On May 6 the IRS released guidance for the return of Economic Impact Payments (EIP) in three situations: deceased taxpayers, nonresident alien taxpayers, and incarcerated taxpayers.
A taxpayer who died before the receipt of the EIP must return the payment. In the case of joint filers in which only one spouse died before receipt of the payment, then only the portion related to the decedent needs to be returned. A person who is a nonresident alien in 2020 is not eligible for the EIP and must return the payment. A payment made to someone who is incarcerated, should also be returned to the IRS. If they file jointly, only the payment related to the incarcerated spouse needs to be returned.
Instructions for how to return the payment depend upon how the payment was received.
If the taxpayer received a paper check from the IRS and did not cash it, they can return the check as follows:
- Write “void” in the endorsement section on the back of the check.
- Do not staple, bend or paper clip the check.
- Include a brief note stating the reason for returning the check.
- Mail to the appropriate IRS location listed HERE.
If the taxpayer received a paper check and already deposited it, or if the payment was direct deposited, then the taxpayer can return the payment as follows:
- Submit a personal check or money order to the appropriate IRS location listed on their Economic Impact Payment Information Center page.
- Make the check/money order payable to the “U.S. Treasury.”

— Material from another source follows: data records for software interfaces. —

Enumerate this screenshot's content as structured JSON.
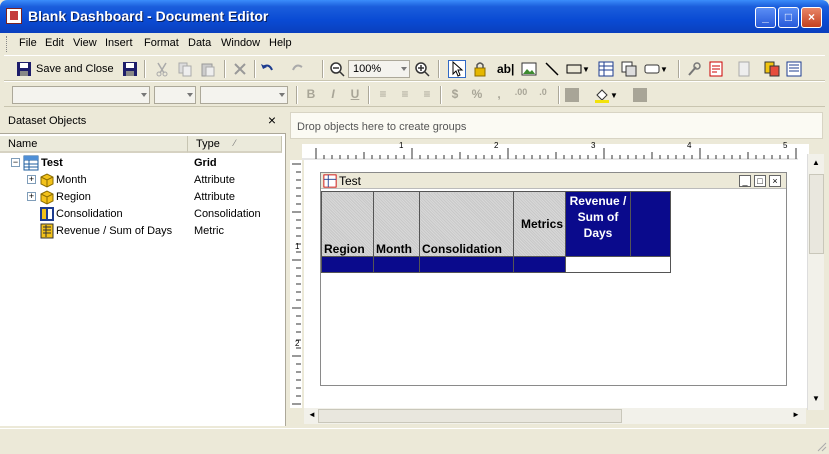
{
  "window": {
    "title": "Blank Dashboard - Document Editor"
  },
  "menu": [
    "File",
    "Edit",
    "View",
    "Insert",
    "Format",
    "Data",
    "Window",
    "Help"
  ],
  "toolbar": {
    "save_close_label": "Save and Close",
    "zoom_value": "100%"
  },
  "dataset": {
    "title": "Dataset Objects",
    "close_glyph": "×",
    "col_name": "Name",
    "col_type": "Type",
    "items": [
      {
        "name": "Test",
        "type": "Grid"
      },
      {
        "name": "Month",
        "type": "Attribute"
      },
      {
        "name": "Region",
        "type": "Attribute"
      },
      {
        "name": "Consolidation",
        "type": "Consolidation"
      },
      {
        "name": "Revenue / Sum of Days",
        "type": "Metric"
      }
    ]
  },
  "layout": {
    "drop_text": "Drop objects here to create groups",
    "ruler_top": [
      "1",
      "2",
      "3",
      "4",
      "5"
    ],
    "ruler_left": [
      "1",
      "2"
    ]
  },
  "grid": {
    "title": "Test",
    "headers": [
      "Region",
      "Month",
      "Consolidation",
      "Metrics"
    ],
    "metric_header": "Revenue / Sum of Days"
  },
  "colors": {
    "titlebar": "#0a4bd4",
    "grid_header": "#0a0a8c"
  }
}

- Write “2020EIP” and taxpayer identification number (social security number or individual taxpayer identification number) of the recipient on the check.
For more detailed instructions and specific addresses on where to return funds received mistakenly, go to the IRS website’s Economic Impact Payment Information Center page, found HERE and scroll down to the “More About the Economic Impact Payment” section.